By Aleks Sheynkman
Director of Engineering
Every business in the modern age benefits from digitization. The ability to track, automate, gather data, and learn is what enables us to get better—whether you’re a tech startup or an established ecommerce firm. This universal digitization trend has also given rise to new business responsibilities that support an influx of data—including IT facilities management.
While many businesses rightfully prioritize hiring data engineers and technology experts, you can’t overlook the fundamental need for IT facility management. This doesn’t always mean hiring another person; rather, it requires facility management staff who understand the nuances of managing a technical environment.
Understand the role of IT facilities management
What is IT facilities management? It’s the comprehensive oversight of a business’ IT infrastructure from a facilities standpoint. Where an IT specialist ensures the operability of networked systems, an IT facilities manager ensures facilities support those functions. In simpler terms: an IT professional wires the server rack, while an IT facility manager ensures the room it’s in has proper ventilation, temperature controls, and air handling.
Also called Information Technology Infrastructure Library (ITIL), the role takes the principles of general facilities management and marries them to an array of important IT demands. The objectives of IT facilities management are clear:
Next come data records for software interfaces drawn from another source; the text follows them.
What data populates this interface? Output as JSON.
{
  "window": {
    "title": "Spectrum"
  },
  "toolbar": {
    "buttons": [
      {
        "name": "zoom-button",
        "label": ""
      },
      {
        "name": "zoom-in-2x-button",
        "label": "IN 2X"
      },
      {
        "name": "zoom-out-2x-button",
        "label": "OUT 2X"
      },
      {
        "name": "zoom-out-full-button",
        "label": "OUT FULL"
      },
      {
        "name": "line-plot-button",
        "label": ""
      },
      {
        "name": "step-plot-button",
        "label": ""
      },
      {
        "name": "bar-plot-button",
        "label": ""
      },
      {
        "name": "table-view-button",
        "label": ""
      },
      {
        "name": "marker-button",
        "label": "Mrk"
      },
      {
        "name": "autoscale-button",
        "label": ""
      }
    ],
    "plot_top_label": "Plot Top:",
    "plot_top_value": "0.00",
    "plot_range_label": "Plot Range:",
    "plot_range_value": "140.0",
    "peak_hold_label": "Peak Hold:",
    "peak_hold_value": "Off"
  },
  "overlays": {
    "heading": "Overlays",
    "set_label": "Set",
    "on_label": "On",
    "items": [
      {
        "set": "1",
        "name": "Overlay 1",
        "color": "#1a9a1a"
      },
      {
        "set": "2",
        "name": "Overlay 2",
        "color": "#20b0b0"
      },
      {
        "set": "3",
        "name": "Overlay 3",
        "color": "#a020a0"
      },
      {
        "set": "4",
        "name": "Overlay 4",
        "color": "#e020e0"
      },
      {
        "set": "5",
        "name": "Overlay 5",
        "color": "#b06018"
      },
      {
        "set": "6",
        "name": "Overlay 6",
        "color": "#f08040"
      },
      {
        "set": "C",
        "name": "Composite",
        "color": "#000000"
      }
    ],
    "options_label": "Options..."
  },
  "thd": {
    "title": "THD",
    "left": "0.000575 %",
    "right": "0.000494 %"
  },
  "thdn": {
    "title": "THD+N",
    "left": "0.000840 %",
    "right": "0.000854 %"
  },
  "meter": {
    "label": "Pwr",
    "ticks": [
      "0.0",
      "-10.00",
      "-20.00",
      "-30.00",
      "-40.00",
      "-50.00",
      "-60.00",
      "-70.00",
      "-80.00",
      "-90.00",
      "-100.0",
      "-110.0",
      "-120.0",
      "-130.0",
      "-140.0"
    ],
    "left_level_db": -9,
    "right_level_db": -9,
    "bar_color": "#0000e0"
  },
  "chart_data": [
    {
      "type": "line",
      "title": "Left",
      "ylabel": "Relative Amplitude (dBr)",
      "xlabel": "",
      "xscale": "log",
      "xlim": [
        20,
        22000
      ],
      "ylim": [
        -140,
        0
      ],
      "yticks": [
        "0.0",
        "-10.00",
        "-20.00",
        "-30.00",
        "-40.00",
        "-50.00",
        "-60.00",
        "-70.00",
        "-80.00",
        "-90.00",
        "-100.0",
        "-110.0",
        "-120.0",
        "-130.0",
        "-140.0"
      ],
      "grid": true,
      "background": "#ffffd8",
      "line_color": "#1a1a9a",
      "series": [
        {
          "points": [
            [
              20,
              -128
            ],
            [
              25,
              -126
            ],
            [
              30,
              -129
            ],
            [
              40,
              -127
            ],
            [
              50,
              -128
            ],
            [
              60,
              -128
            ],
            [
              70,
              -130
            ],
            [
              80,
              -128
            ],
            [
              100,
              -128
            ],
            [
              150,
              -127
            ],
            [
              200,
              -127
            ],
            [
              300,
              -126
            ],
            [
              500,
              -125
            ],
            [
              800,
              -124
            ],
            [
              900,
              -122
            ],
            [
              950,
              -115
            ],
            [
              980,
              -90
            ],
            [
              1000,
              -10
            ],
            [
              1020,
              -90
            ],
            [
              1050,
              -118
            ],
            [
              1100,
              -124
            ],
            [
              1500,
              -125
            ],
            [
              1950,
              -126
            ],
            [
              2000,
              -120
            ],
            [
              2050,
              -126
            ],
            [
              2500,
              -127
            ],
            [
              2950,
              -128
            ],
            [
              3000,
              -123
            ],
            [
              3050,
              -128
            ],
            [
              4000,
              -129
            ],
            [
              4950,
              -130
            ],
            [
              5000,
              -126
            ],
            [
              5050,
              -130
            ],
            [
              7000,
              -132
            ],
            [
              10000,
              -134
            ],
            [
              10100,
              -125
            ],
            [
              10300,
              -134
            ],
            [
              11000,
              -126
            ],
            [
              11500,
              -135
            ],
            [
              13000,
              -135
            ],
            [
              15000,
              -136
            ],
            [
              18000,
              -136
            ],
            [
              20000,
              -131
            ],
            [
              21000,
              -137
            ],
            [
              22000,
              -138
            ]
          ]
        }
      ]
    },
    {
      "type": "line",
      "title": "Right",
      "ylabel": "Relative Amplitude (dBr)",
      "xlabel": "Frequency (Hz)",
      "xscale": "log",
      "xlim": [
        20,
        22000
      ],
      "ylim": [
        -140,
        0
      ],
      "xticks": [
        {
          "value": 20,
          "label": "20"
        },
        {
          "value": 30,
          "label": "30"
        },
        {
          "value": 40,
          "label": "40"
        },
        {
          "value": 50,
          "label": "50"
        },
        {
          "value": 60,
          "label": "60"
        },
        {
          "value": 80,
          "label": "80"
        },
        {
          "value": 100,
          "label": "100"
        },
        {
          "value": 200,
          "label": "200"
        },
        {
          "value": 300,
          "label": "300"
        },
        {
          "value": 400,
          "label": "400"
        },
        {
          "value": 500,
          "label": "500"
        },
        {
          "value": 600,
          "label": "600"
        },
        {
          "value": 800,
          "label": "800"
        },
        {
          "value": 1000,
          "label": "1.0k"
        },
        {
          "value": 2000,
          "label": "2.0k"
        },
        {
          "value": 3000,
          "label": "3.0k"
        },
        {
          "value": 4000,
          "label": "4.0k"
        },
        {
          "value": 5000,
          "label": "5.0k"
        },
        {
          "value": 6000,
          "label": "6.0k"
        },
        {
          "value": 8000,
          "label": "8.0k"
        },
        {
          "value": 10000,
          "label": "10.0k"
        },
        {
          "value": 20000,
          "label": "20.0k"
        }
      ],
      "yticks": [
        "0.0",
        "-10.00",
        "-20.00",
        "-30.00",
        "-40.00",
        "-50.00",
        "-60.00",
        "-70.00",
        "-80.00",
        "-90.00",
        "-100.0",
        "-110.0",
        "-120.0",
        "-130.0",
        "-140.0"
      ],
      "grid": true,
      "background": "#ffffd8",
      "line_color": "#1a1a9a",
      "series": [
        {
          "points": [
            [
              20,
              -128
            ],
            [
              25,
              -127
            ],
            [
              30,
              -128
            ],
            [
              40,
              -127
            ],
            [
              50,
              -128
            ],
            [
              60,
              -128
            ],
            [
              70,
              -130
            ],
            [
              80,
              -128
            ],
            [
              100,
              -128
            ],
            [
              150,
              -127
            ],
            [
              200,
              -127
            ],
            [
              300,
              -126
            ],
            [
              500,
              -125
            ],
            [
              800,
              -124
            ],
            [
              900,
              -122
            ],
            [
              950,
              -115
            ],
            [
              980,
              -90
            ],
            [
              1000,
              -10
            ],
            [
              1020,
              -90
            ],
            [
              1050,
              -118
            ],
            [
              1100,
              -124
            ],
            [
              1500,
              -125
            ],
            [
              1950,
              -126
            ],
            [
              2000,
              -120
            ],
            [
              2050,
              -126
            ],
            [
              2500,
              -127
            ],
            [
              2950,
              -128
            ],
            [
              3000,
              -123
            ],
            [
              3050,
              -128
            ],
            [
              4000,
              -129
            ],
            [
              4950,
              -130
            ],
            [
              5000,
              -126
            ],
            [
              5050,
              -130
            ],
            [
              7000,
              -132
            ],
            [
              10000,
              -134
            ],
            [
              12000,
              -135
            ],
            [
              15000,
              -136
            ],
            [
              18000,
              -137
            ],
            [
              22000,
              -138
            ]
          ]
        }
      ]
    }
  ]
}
- Optimize synergy between digital assets and workplace facilities
- Cooperate with IT support to install and service IT assets
- Manage the physical environment of vital IT infrastructure
General facilities management enables a productive, supportive workplace; IT facilities management keeps the workplace connected.
Optimize synergy between assets and facilities
IT assets take many forms: simple routers, modems, computer workstations, commercial copy machines, servers, and various Internet of Things (IoT) devices. Just as these assets support the daily needs of employees, facilities themselves need to support IT assets. The copy machine should be accessible in an area where the most staff will benefit from it. IoT devices need to coexist with the spaces they monitor and collect data in.
IT facility managers need to examine the relationship between IT assets and facilities to understand their synergy. How can facilities enable IT assets and what can these assets do to improve facilities? It starts with careful consideration of the relationship between them.
Cooperate with IT support teams
A big part of IT facility management is collaboration with IT service techs. Facility managers know how employees interact with their tech-enabled workplace, but they don’t handle the administration of that tech. Likewise, IT teams cover all aspects of administration, but don’t gauge the need.
IT personnel get digital networks and systems up and running, but it’s the job of facility managers to provide the framework. IT managers don’t decide where to set up the server room or how many workstations go on the third floor. It’s up to facility managers to provide an IT blueprint to the support teams that set up and maintain assets. From there, it’s a collaborative approach that allows the digital and physical workplace to operate in harmony.
Manage the physical environment
At larger companies, demand for IT facilities management is sometimes enough for a full-time job. These companies maintain secure server rooms, data centers, and complex IT infrastructures. The sheer amount of cabling and racked hardware puts the onus of maintenance on the facilities themselves.
- Are these assets getting enough power?
- Are there redundant backups?
- Is climate stringently controlled?
- Is air quality monitored?
These IT management questions have solutions rooted in facilities management. Utilities, HVAC, and air quality are broad functions of facilities management. IT environments almost become facilities within facilities and demand their own specialized oversight. If the server room temperature needs to stay within 68 degrees to 71 degrees and your employees prefer temperatures between 72 degrees to 75 degrees, both standards need to coexist in harmony.
Security is also important here. Digital security is a cornerstone of modern business operations, and that includes at the point of physical storage. Coordinating access control, alert, and monitoring systems for IT environments is of paramount concern—another duty of facilities managers.
IT is the backbone of business
This is the age of IT facilities management. Employees need a supportive work environment and nothing ensures that more reliably than IT infrastructure. Well-maintained IT hardware and systems result in the digital reliability and accessibility employees rely on every day. As businesses digitize more aspects of operations, emphasis on good IT facilities management grows. If you want your workplace to support employees, make sure it supports a robust IT infrastructure too.